Why measuring learning is different than just taking tests.

Posted Jul 15, 2018

For many years now, psychology educators have been concerned about the assessment of teaching and learning in the college classroom. The goal of educational assessment generally is to demonstrate that students have learned particular concepts or skills and, ideally, can apply them to novel situations or problems. Assessment, then, is not about showing that a student can memorize facts or term; rather, it is about highlighting what students know and, more importantly, don’t know. In other words, assessment identifies areas of classroom teaching that are working well while also focusing on those topics that need to be taught a different and perhaps better way.

Assessment is a form of accountability. Various stakeholders—such as trustees, provosts, deans, parents, and students themselves—want some convincing evidence that the desired learning is occurring. An exam is a course like introductory psychology can represent an assessment of the material that students read and discussed in class, say, the course content dealing with the brain and its effects on behavior. So far, so good.
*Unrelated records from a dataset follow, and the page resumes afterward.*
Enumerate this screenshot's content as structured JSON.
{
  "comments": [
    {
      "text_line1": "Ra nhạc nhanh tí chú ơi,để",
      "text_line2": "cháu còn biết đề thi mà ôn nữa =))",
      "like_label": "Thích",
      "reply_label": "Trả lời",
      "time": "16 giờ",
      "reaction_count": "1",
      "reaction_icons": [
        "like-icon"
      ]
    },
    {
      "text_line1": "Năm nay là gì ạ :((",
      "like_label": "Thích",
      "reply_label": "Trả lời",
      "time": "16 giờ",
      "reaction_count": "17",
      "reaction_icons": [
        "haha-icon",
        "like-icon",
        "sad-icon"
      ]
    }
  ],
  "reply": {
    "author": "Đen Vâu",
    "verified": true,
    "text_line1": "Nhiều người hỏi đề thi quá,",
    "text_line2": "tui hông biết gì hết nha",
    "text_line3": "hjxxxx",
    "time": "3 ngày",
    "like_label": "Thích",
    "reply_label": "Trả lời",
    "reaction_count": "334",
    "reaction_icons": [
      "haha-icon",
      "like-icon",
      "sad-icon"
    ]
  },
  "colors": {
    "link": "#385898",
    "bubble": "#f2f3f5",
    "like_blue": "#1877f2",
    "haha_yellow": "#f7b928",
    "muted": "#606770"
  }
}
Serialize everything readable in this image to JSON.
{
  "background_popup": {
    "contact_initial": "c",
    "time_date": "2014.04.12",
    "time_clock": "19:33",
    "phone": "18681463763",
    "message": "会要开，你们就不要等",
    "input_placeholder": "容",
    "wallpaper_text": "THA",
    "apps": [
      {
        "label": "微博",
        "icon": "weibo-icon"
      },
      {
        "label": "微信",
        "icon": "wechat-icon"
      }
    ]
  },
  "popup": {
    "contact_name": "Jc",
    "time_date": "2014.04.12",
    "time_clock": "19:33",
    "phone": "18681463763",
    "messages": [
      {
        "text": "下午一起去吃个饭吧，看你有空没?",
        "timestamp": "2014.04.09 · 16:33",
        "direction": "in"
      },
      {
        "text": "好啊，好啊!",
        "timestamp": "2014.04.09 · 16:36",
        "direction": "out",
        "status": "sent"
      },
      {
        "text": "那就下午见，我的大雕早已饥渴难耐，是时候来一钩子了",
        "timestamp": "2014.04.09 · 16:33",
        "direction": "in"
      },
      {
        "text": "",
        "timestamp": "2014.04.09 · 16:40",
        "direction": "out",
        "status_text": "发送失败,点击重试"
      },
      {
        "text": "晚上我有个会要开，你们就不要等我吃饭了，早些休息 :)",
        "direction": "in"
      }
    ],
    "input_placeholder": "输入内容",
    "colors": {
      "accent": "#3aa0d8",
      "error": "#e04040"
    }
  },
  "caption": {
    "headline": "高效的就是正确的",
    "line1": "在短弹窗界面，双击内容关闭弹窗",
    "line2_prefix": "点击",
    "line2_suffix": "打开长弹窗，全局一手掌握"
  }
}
But if we apply a wider lens to the task of assessment, we can ask a question like, “What are the fundamental skills a psychology major should master as an undergraduate and be able to use in the future?” When assessment is framed in this way, then we can focus on key concepts that are taught and applied in a variety of psychology courses—from introductory psychology to a capstone seminar. Ideally, such concepts can be applied later, whether in a career, graduate school, or in daily life. The current concern over “fake news” or the inability of some citizens to recognize when a source of information is reliable or unreliable—true or false—is a serious concern and quite relevant to assessment.

What are some psychological ideas that transcend the course and the classroom? Clearly, much of what students learn in research methods is highly important to designing psychology experiments that demonstrate the validity of a hypothesis while elucidating what cause leads to what effect. So, research design, the manipulation and measurement of variables, the statistical analyses of the data—all these familiar concepts which are introduced in introductory psychology and are then reinforced and elaborated in virtually all subsequent classes are assessment worthy. Why? Because these concepts can be used to create a research question and then conduct a study to answer it, just as knowing them will enable students to read and understand the psychological literature found in professional journals. Of course, such concepts will also be used to evaluate what is presented in the media in terms of televised news or newsprint—and in everyday conversations with colleagues, friends, and neighbors. Research methodology is one area that is ripe for assessment—there are many others.

So, assessing these skills is an important exercise that goes far beyond the content of the typical quiz or test. In short, the average psychology major may forget the function and location of the hippocampus in the brain, but more general knowledge of neuroscience and the research methods used to study the brain are more likely to be retained. However, unless educators use assessments to routinely verify this and other assumptions, we really don’t know. For this reason, psychology faculty members have been at the forefront of the assessment movement: They want to know that students know what they are supposed to learn about and from the discipline.


Dunn, D. S., McCarthy, M., Baker, S., Halonen, J. S., & Hill, G. W., IV. (2007). Quality benchmarks in undergraduate psychology programs. American Psychologist, 62, 650-670.